▸ **Exercise details**
Your answer should be an exact copy of the data.

──────── Data provided

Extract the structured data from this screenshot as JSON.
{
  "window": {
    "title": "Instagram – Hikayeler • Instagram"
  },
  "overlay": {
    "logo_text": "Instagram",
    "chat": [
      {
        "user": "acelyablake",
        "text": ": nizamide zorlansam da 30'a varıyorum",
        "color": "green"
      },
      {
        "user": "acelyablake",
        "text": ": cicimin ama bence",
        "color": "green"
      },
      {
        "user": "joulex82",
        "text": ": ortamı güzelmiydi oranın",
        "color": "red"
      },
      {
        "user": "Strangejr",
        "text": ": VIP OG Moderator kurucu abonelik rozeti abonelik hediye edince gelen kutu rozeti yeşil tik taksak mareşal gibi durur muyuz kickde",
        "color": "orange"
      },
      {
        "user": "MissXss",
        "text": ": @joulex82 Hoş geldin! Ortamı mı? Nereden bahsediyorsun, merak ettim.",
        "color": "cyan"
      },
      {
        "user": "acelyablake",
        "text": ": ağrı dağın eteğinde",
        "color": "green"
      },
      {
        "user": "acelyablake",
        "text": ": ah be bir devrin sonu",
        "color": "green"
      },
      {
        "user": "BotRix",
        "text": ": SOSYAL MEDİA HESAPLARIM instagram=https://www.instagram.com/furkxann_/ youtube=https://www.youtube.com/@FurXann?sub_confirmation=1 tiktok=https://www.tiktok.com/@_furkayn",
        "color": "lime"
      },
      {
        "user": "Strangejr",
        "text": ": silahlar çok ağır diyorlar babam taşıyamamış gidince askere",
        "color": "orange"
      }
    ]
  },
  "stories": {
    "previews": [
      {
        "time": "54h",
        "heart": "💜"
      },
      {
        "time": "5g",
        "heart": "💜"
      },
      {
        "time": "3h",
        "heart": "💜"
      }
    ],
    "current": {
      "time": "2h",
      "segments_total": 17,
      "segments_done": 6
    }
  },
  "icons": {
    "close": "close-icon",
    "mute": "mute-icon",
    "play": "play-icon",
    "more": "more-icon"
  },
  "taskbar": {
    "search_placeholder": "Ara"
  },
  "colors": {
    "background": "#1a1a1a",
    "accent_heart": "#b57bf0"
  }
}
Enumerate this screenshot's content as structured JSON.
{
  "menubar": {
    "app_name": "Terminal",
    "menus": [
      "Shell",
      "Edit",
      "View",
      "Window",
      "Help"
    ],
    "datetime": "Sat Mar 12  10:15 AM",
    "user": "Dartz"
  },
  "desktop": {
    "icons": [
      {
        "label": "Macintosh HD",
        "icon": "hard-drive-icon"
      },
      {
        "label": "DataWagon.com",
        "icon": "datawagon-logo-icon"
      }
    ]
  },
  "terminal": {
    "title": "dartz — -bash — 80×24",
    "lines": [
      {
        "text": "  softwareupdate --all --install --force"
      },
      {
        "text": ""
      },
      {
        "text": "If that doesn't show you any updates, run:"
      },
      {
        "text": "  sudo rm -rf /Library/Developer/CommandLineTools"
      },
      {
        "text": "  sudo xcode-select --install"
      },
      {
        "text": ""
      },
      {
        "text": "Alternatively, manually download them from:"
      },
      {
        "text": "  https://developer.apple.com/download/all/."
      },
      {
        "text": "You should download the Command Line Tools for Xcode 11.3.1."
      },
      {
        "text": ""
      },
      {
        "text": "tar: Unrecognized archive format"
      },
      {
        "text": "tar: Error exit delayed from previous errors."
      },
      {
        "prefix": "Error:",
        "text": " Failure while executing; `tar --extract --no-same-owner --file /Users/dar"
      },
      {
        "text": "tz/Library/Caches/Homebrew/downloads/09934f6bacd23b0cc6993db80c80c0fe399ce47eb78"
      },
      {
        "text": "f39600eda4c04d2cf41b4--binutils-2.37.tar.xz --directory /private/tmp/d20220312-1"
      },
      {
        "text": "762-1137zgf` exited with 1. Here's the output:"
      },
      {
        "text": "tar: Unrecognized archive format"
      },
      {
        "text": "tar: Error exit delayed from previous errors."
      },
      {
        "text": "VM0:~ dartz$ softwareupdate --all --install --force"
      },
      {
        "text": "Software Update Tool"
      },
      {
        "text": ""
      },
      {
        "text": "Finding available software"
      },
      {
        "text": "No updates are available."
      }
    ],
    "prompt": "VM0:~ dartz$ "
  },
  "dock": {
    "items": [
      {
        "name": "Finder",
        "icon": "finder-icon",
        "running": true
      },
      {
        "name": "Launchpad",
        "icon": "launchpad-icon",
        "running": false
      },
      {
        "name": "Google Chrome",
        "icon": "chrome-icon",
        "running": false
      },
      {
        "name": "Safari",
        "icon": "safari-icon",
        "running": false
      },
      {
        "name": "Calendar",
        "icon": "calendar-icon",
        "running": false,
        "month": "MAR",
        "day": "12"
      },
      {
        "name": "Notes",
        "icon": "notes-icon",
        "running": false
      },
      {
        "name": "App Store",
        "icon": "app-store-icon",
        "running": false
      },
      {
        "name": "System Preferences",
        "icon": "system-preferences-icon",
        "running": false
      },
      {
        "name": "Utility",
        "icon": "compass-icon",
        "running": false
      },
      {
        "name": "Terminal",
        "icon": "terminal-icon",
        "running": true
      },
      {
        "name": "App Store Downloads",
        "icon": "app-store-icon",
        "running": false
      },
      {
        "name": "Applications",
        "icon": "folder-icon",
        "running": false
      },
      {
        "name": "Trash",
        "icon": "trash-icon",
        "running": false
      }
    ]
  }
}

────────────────

▸ **Task response**
Extract the structured data from this screenshot as JSON.
{
  "window": {
    "title": "Instagram – Hikayeler • Instagram"
  },
  "overlay": {
    "logo_text": "Instagram",
    "chat": [
      {
        "user": "acelyablake",
        "text": ": nizamide zorlansam da 30'a varıyorum",
        "color": "green"
      },
      {
        "user": "acelyablake",
        "text": ": cicimin ama bence",
        "color": "green"
      },
      {
        "user": "joulex82",
        "text": ": ortamı güzelmiydi oranın",
        "color": "red"
      },
      {
        "user": "Strangejr",
        "text": ": VIP OG Moderator kurucu abonelik rozeti abonelik hediye edince gelen kutu rozeti yeşil tik taksak mareşal gibi durur muyuz kickde",
        "color": "orange"
      },
      {
        "user": "MissXss",
        "text": ": @joulex82 Hoş geldin! Ortamı mı? Nereden bahsediyorsun, merak ettim.",
        "color": "cyan"
      },
      {
        "user": "acelyablake",
        "text": ": ağrı dağın eteğinde",
        "color": "green"
      },
      {
        "user": "acelyablake",
        "text": ": ah be bir devrin sonu",
        "color": "green"
      },
      {
        "user": "BotRix",
        "text": ": SOSYAL MEDİA HESAPLARIM instagram=https://www.instagram.com/furkxann_/ youtube=https://www.youtube.com/@FurXann?sub_confirmation=1 tiktok=https://www.tiktok.com/@_furkayn",
        "color": "lime"
      },
      {
        "user": "Strangejr",
        "text": ": silahlar çok ağır diyorlar babam taşıyamamış gidince askere",
        "color": "orange"
      }
    ]
  },
  "stories": {
    "previews": [
      {
        "time": "54h",
        "heart": "💜"
      },
      {
        "time": "5g",
        "heart": "💜"
      },
      {
        "time": "3h",
        "heart": "💜"
      }
    ],
    "current": {
      "time": "2h",
      "segments_total": 17,
      "segments_done": 6
    }
  },
  "icons": {
    "close": "close-icon",
    "mute": "mute-icon",
    "play": "play-icon",
    "more": "more-icon"
  },
  "taskbar": {
    "search_placeholder": "Ara"
  },
  "colors": {
    "background": "#1a1a1a",
    "accent_heart": "#b57bf0"
  }
}
Enumerate this screenshot's content as structured JSON.
{
  "menubar": {
    "app_name": "Terminal",
    "menus": [
      "Shell",
      "Edit",
      "View",
      "Window",
      "Help"
    ],
    "datetime": "Sat Mar 12  10:15 AM",
    "user": "Dartz"
  },
  "desktop": {
    "icons": [
      {
        "label": "Macintosh HD",
        "icon": "hard-drive-icon"
      },
      {
        "label": "DataWagon.com",
        "icon": "datawagon-logo-icon"
      }
    ]
  },
  "terminal": {
    "title": "dartz — -bash — 80×24",
    "lines": [
      {
        "text": "  softwareupdate --all --install --force"
      },
      {
        "text": ""
      },
      {
        "text": "If that doesn't show you any updates, run:"
      },
      {
        "text": "  sudo rm -rf /Library/Developer/CommandLineTools"
      },
      {
        "text": "  sudo xcode-select --install"
      },
      {
        "text": ""
      },
      {
        "text": "Alternatively, manually download them from:"
      },
      {
        "text": "  https://developer.apple.com/download/all/."
      },
      {
        "text": "You should download the Command Line Tools for Xcode 11.3.1."
      },
      {
        "text": ""
      },
      {
        "text": "tar: Unrecognized archive format"
      },
      {
        "text": "tar: Error exit delayed from previous errors."
      },
      {
        "prefix": "Error:",
        "text": " Failure while executing; `tar --extract --no-same-owner --file /Users/dar"
      },
      {
        "text": "tz/Library/Caches/Homebrew/downloads/09934f6bacd23b0cc6993db80c80c0fe399ce47eb78"
      },
      {
        "text": "f39600eda4c04d2cf41b4--binutils-2.37.tar.xz --directory /private/tmp/d20220312-1"
      },
      {
        "text": "762-1137zgf` exited with 1. Here's the output:"
      },
      {
        "text": "tar: Unrecognized archive format"
      },
      {
        "text": "tar: Error exit delayed from previous errors."
      },
      {
        "text": "VM0:~ dartz$ softwareupdate --all --install --force"
      },
      {
        "text": "Software Update Tool"
      },
      {
        "text": ""
      },
      {
        "text": "Finding available software"
      },
      {
        "text": "No updates are available."
      }
    ],
    "prompt": "VM0:~ dartz$ "
  },
  "dock": {
    "items": [
      {
        "name": "Finder",
        "icon": "finder-icon",
        "running": true
      },
      {
        "name": "Launchpad",
        "icon": "launchpad-icon",
        "running": false
      },
      {
        "name": "Google Chrome",
        "icon": "chrome-icon",
        "running": false
      },
      {
        "name": "Safari",
        "icon": "safari-icon",
        "running": false
      },
      {
        "name": "Calendar",
        "icon": "calendar-icon",
        "running": false,
        "month": "MAR",
        "day": "12"
      },
      {
        "name": "Notes",
        "icon": "notes-icon",
        "running": false
      },
      {
        "name": "App Store",
        "icon": "app-store-icon",
        "running": false
      },
      {
        "name": "System Preferences",
        "icon": "system-preferences-icon",
        "running": false
      },
      {
        "name": "Utility",
        "icon": "compass-icon",
        "running": false
      },
      {
        "name": "Terminal",
        "icon": "terminal-icon",
        "running": true
      },
      {
        "name": "App Store Downloads",
        "icon": "app-store-icon",
        "running": false
      },
      {
        "name": "Applications",
        "icon": "folder-icon",
        "running": false
      },
      {
        "name": "Trash",
        "icon": "trash-icon",
        "running": false
      }
    ]
  }
}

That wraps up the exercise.